PROBLEM TO SOLVE:
Each line of the data that includes "Home" must be copied.
DATASET RECORDS below:
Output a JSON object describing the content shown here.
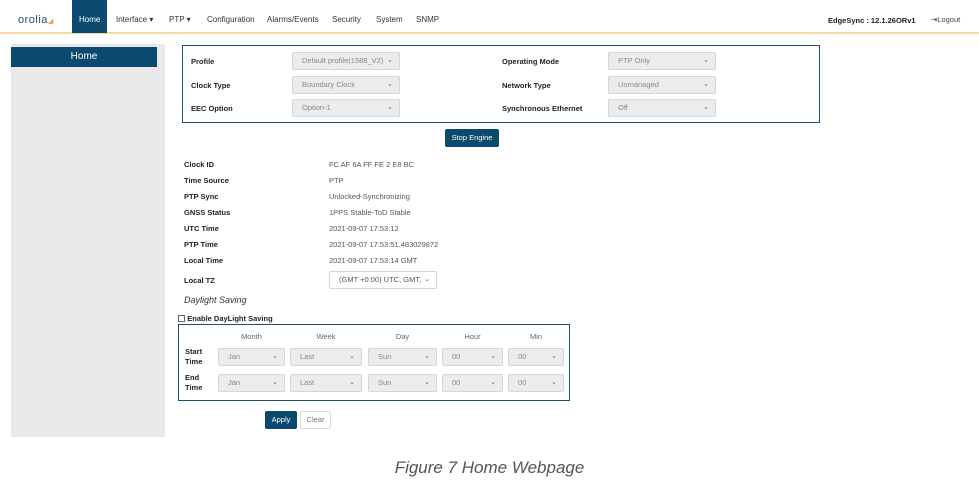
{
  "nav": {
    "logo": "orolia",
    "items": [
      "Home",
      "Interface ▾",
      "PTP ▾",
      "Configuration",
      "Alarms/Events",
      "Security",
      "System",
      "SNMP"
    ],
    "version": "EdgeSync : 12.1.26ORv1",
    "logout": "Logout"
  },
  "sidebar": {
    "title": "Home"
  },
  "config": {
    "profile": {
      "label": "Profile",
      "value": "Default profile(1588_V2)"
    },
    "clock_type": {
      "label": "Clock Type",
      "value": "Boundary Clock"
    },
    "eec_option": {
      "label": "EEC Option",
      "value": "Option-1"
    },
    "operating_mode": {
      "label": "Operating Mode",
      "value": "PTP Only"
    },
    "network_type": {
      "label": "Network Type",
      "value": "Unmanaged"
    },
    "sync_ethernet": {
      "label": "Synchronous Ethernet",
      "value": "Off"
    }
  },
  "stop_engine": "Stop Engine",
  "status": [
    {
      "label": "Clock ID",
      "value": "FC AF 6A FF FE 2 E8 BC"
    },
    {
      "label": "Time Source",
      "value": "PTP"
    },
    {
      "label": "PTP Sync",
      "value": "Unlocked-Synchronizing"
    },
    {
      "label": "GNSS Status",
      "value": "1PPS Stable-ToD Stable"
    },
    {
      "label": "UTC Time",
      "value": "2021-09-07 17:53:12"
    },
    {
      "label": "PTP Time",
      "value": "2021-09-07 17:53:51.483029872"
    },
    {
      "label": "Local Time",
      "value": "2021-09-07 17:53:14 GMT"
    }
  ],
  "local_tz": {
    "label": "Local TZ",
    "value": "(GMT +0:00) UTC, GMT,"
  },
  "daylight": {
    "title": "Daylight Saving",
    "enable_label": "Enable DayLight Saving",
    "enabled": false,
    "columns": [
      "Month",
      "Week",
      "Day",
      "Hour",
      "Min"
    ],
    "rows": [
      {
        "label": "Start Time",
        "values": [
          "Jan",
          "Last",
          "Sun",
          "00",
          "00"
        ]
      },
      {
        "label": "End Time",
        "values": [
          "Jan",
          "Last",
          "Sun",
          "00",
          "00"
        ]
      }
    ]
  },
  "apply": "Apply",
  "clear": "Clear",
  "caption": "Figure 7 Home Webpage"
}
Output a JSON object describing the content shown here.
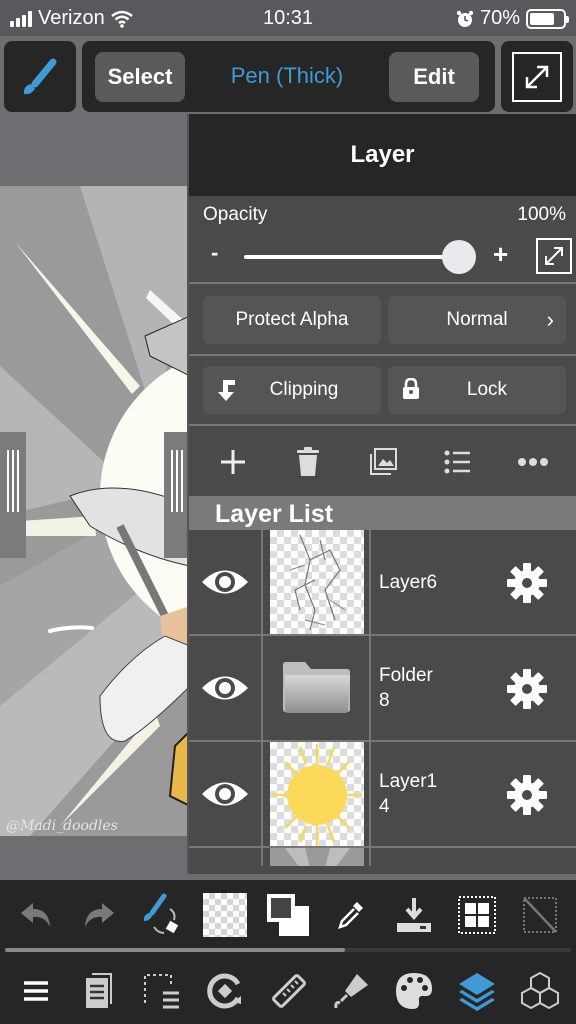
{
  "status_bar": {
    "carrier": "Verizon",
    "time": "10:31",
    "battery": "70%",
    "battery_level": 0.7
  },
  "top_bar": {
    "brush_icon": "brush-icon",
    "select_label": "Select",
    "tool_name": "Pen (Thick)",
    "edit_label": "Edit",
    "expand_icon": "expand-arrows-icon",
    "accent_color": "#3f9ad6"
  },
  "layer_panel": {
    "title": "Layer",
    "opacity_label": "Opacity",
    "opacity_value": "100%",
    "opacity_fraction": 1.0,
    "minus_label": "-",
    "plus_label": "+",
    "protect_alpha_label": "Protect Alpha",
    "blend_mode": "Normal",
    "clipping_label": "Clipping",
    "lock_label": "Lock",
    "actions": [
      "add-layer-icon",
      "delete-icon",
      "import-image-icon",
      "list-icon",
      "more-icon"
    ],
    "layer_list_label": "Layer List",
    "layers": [
      {
        "name": "Layer6",
        "visible": true,
        "type": "layer",
        "thumb": "sketch"
      },
      {
        "name": "Folder 8",
        "line1": "Folder",
        "line2": "8",
        "visible": true,
        "type": "folder"
      },
      {
        "name": "Layer1 4",
        "line1": "Layer1",
        "line2": "4",
        "visible": true,
        "type": "layer",
        "thumb": "sun"
      },
      {
        "name": "",
        "visible": null,
        "type": "layer",
        "thumb": "rays",
        "partial": true
      }
    ]
  },
  "canvas": {
    "watermark": "@Madi_doodles"
  },
  "bottom_toolbar": {
    "row1": [
      "undo-icon",
      "redo-icon",
      "brush-swap-icon",
      "transparent-color-swatch",
      "color-fg-bg-icon",
      "eyedropper-icon",
      "download-icon",
      "grid-select-icon",
      "deselect-icon"
    ],
    "row2": [
      "menu-icon",
      "pages-icon",
      "selection-layer-icon",
      "rotate-icon",
      "ruler-icon",
      "fill-icon",
      "palette-icon",
      "layers-icon",
      "materials-icon"
    ],
    "active": "layers-icon"
  }
}
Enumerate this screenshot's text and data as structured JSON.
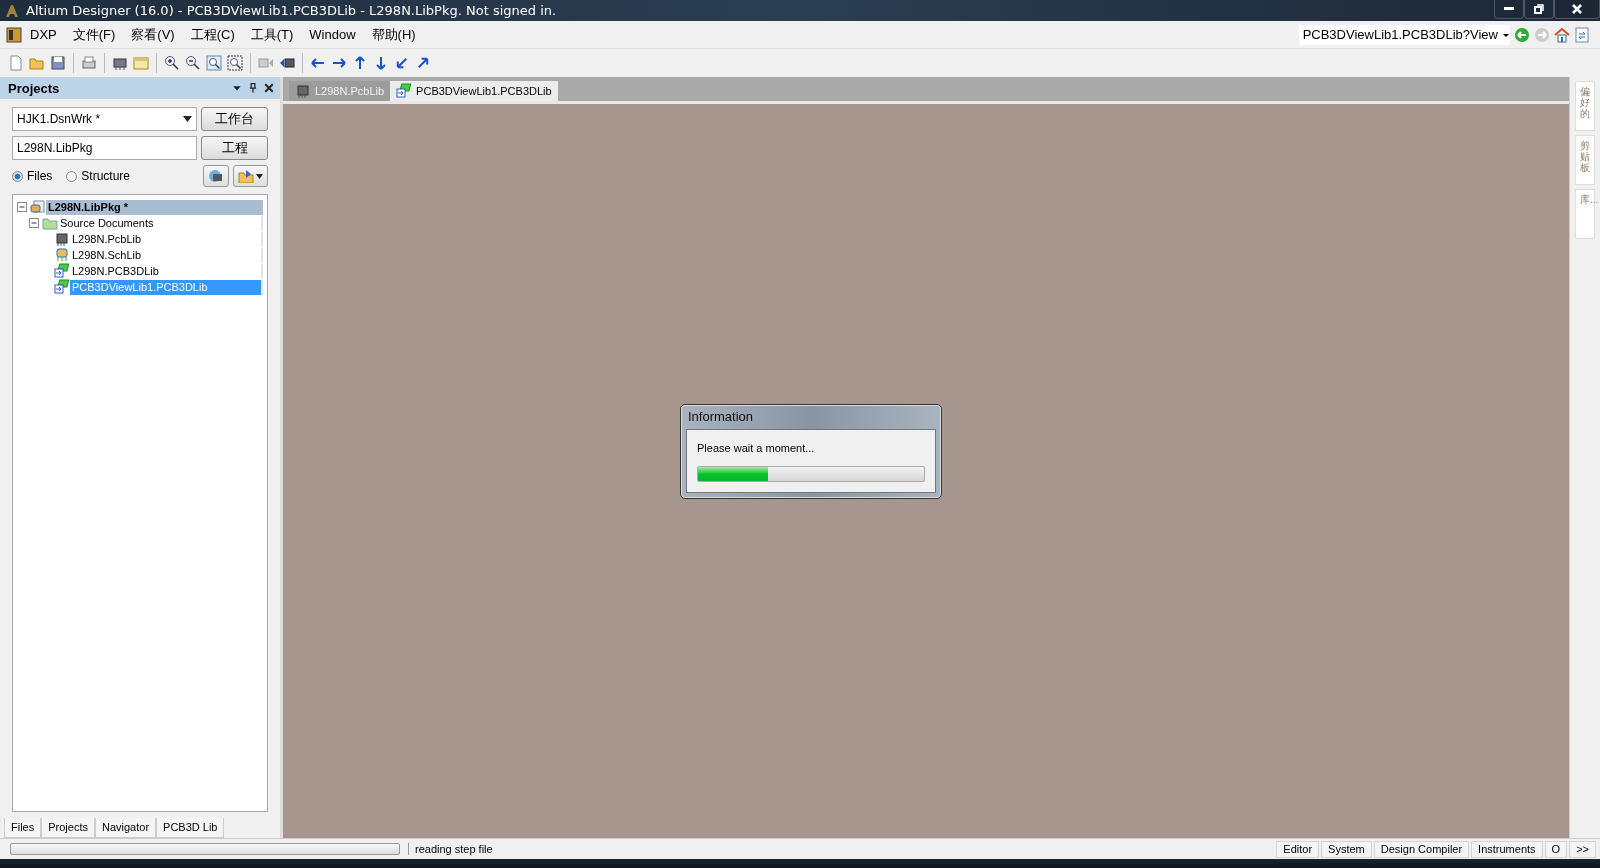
{
  "window": {
    "title": "Altium Designer (16.0) - PCB3DViewLib1.PCB3DLib - L298N.LibPkg. Not signed in."
  },
  "menu": [
    {
      "label": "DXP"
    },
    {
      "label": "文件(F)"
    },
    {
      "label": "察看(V)"
    },
    {
      "label": "工程(C)"
    },
    {
      "label": "工具(T)"
    },
    {
      "label": "Window"
    },
    {
      "label": "帮助(H)"
    }
  ],
  "nav_bar": {
    "address": "PCB3DViewLib1.PCB3DLib?View"
  },
  "projects_panel": {
    "title": "Projects",
    "workspace": "HJK1.DsnWrk *",
    "workspace_button": "工作台",
    "project": "L298N.LibPkg",
    "project_button": "工程",
    "view_modes": [
      {
        "label": "Files",
        "selected": true
      },
      {
        "label": "Structure",
        "selected": false
      }
    ],
    "tree": [
      {
        "label": "L298N.LibPkg *",
        "kind": "package",
        "expanded": true,
        "current": true,
        "selected": false,
        "children": [
          {
            "label": "Source Documents",
            "kind": "folder",
            "expanded": true,
            "current": false,
            "selected": false,
            "children": [
              {
                "label": "L298N.PcbLib",
                "kind": "pcb-lib",
                "current": false,
                "selected": false
              },
              {
                "label": "L298N.SchLib",
                "kind": "sch-lib",
                "current": false,
                "selected": false
              },
              {
                "label": "L298N.PCB3DLib",
                "kind": "pcb3d-lib",
                "current": false,
                "selected": false
              },
              {
                "label": "PCB3DViewLib1.PCB3DLib",
                "kind": "pcb3d-lib",
                "current": false,
                "selected": true
              }
            ]
          }
        ]
      }
    ],
    "tabs": [
      {
        "label": "Files"
      },
      {
        "label": "Projects"
      },
      {
        "label": "Navigator"
      },
      {
        "label": "PCB3D Lib"
      }
    ]
  },
  "document_tabs": [
    {
      "label": "L298N.PcbLib",
      "kind": "pcb-lib",
      "selected": false
    },
    {
      "label": "PCB3DViewLib1.PCB3DLib",
      "kind": "pcb3d-lib",
      "selected": true
    }
  ],
  "right_panels": [
    {
      "label": "偏好的"
    },
    {
      "label": "剪贴板"
    },
    {
      "label": "库..."
    }
  ],
  "dialog": {
    "title": "Information",
    "message": "Please wait a moment...",
    "progress": {
      "level": 0.31
    }
  },
  "status_bar": {
    "progress": {
      "level": 0
    },
    "message": "reading step file",
    "panel_buttons": [
      {
        "label": "Editor"
      },
      {
        "label": "System"
      },
      {
        "label": "Design Compiler"
      },
      {
        "label": "Instruments"
      },
      {
        "label": "O"
      },
      {
        "label": ">>"
      }
    ]
  }
}
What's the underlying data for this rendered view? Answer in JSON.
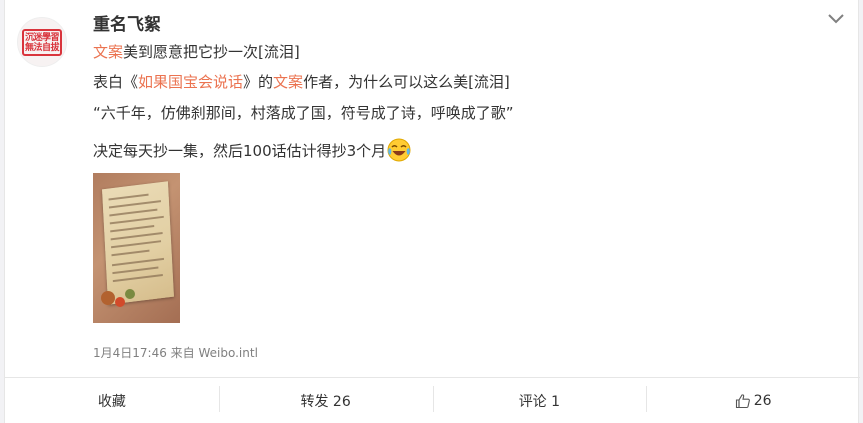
{
  "post": {
    "username": "重名飞絮",
    "avatar_text": [
      "沉迷學習",
      "無法自拔"
    ],
    "line1": {
      "link": "文案",
      "text": "美到愿意把它抄一次[流泪]"
    },
    "line2": {
      "prefix": "表白《",
      "link1": "如果国宝会说话",
      "mid": "》的",
      "link2": "文案",
      "suffix": "作者，为什么可以这么美[流泪]"
    },
    "line3": "“六千年，仿佛刹那间，村落成了国，符号成了诗，呼唤成了歌”",
    "line4": {
      "text": "决定每天抄一集，然后100话估计得抄3个月",
      "emoji": "laugh-cry-emoji"
    },
    "meta": "1月4日17:46 来自 Weibo.intl"
  },
  "toolbar": {
    "favorite": "收藏",
    "repost": "转发 26",
    "comment": "评论 1",
    "like_count": "26"
  },
  "colors": {
    "link": "#eb7350",
    "text": "#333333",
    "meta": "#808080",
    "stamp": "#d9343c"
  }
}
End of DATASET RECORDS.
RESPONSE:
      "Home",
    "title": "Home"
  "caption": "Figure 7 Home Webpage"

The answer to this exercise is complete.